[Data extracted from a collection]
%%
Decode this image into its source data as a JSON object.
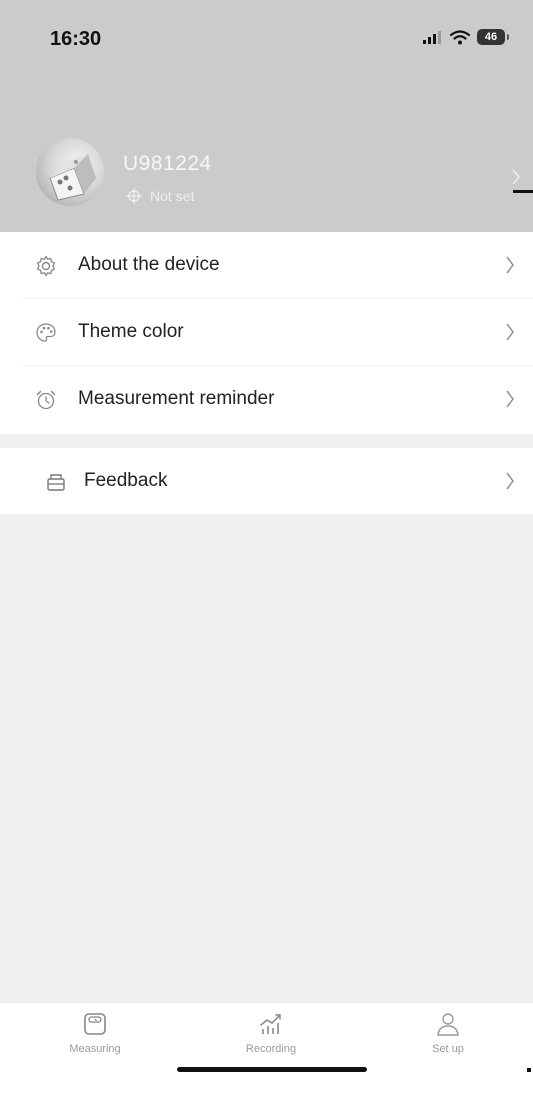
{
  "status_bar": {
    "time": "16:30",
    "battery": "46"
  },
  "profile": {
    "username": "U981224",
    "location": "Not set"
  },
  "menu": {
    "items": [
      {
        "label": "About the device",
        "icon": "gear-icon"
      },
      {
        "label": "Theme color",
        "icon": "palette-icon"
      },
      {
        "label": "Measurement reminder",
        "icon": "alarm-clock-icon"
      }
    ],
    "feedback": {
      "label": "Feedback",
      "icon": "feedback-icon"
    }
  },
  "tabbar": {
    "active": "Set up",
    "tabs": [
      {
        "label": "Measuring",
        "icon": "scale-icon"
      },
      {
        "label": "Recording",
        "icon": "chart-icon"
      },
      {
        "label": "Set up",
        "icon": "user-icon"
      }
    ]
  },
  "colors": {
    "header_bg": "#cbcbcb",
    "page_bg": "#f0f0f0",
    "card_bg": "#ffffff",
    "muted_text": "#9a9a9a"
  }
}
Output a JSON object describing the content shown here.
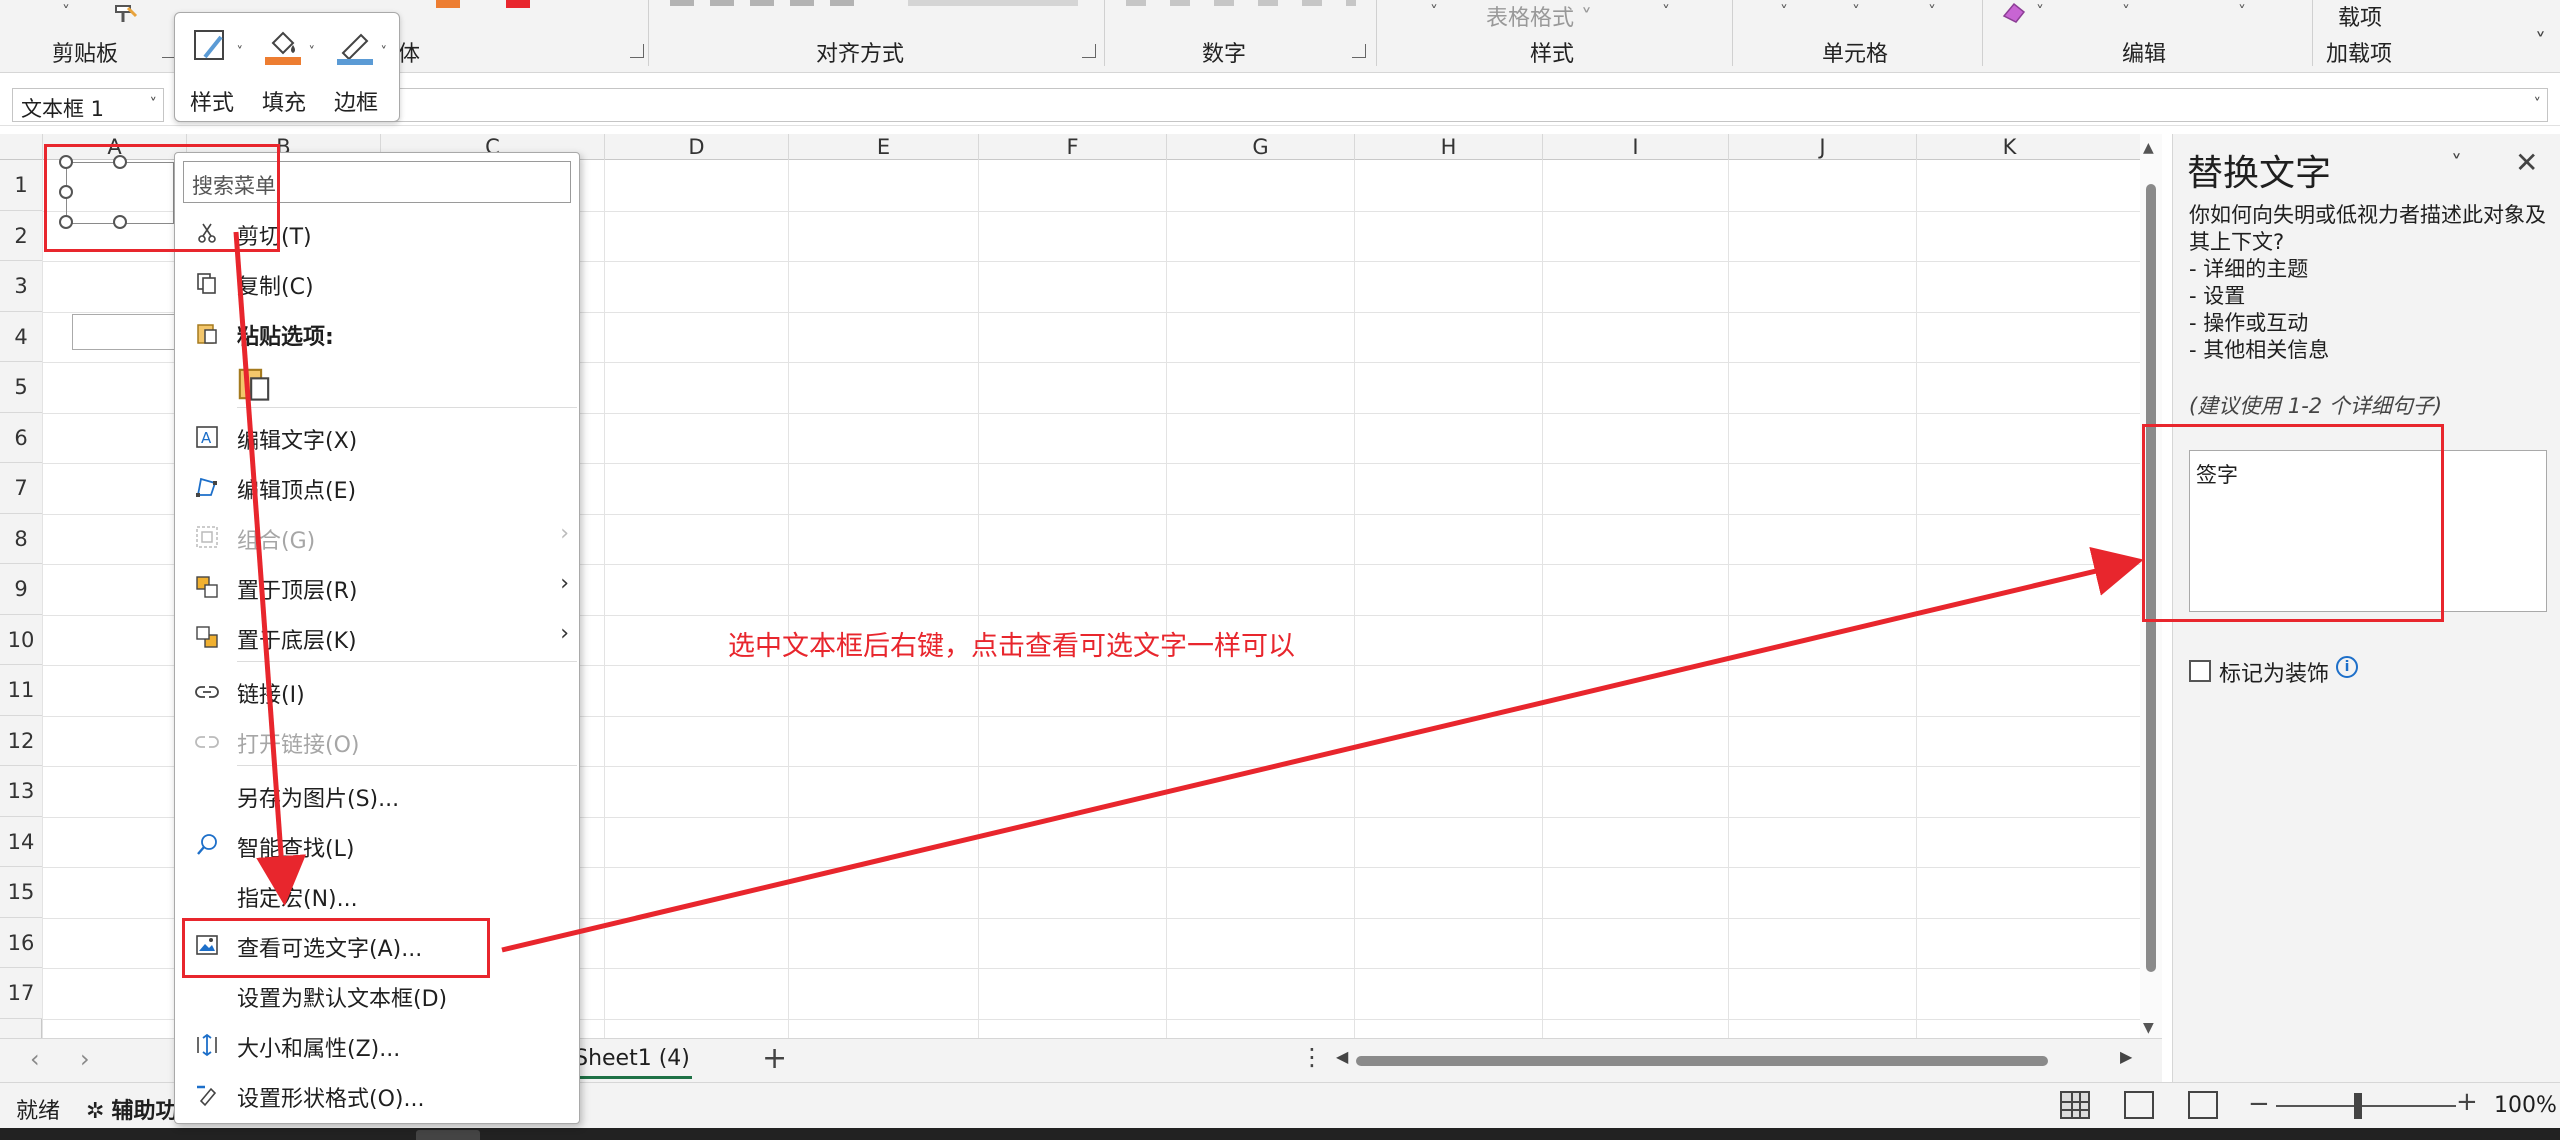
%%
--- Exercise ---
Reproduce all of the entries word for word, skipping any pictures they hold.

--- Answer ---
Decode this image into its source data as a JSON object.
{
  "status_bar": {
    "time": "16:30",
    "battery": "46"
  },
  "profile": {
    "username": "U981224",
    "location": "Not set"
  },
  "menu": {
    "items": [
      {
        "label": "About the device",
        "icon": "gear-icon"
      },
      {
        "label": "Theme color",
        "icon": "palette-icon"
      },
      {
        "label": "Measurement reminder",
        "icon": "alarm-clock-icon"
      }
    ],
    "feedback": {
      "label": "Feedback",
      "icon": "feedback-icon"
    }
  },
  "tabbar": {
    "active": "Set up",
    "tabs": [
      {
        "label": "Measuring",
        "icon": "scale-icon"
      },
      {
        "label": "Recording",
        "icon": "chart-icon"
      },
      {
        "label": "Set up",
        "icon": "user-icon"
      }
    ]
  },
  "colors": {
    "header_bg": "#cbcbcb",
    "page_bg": "#f0f0f0",
    "card_bg": "#ffffff",
    "muted_text": "#9a9a9a"
  }
}
Output a JSON object describing the content shown here.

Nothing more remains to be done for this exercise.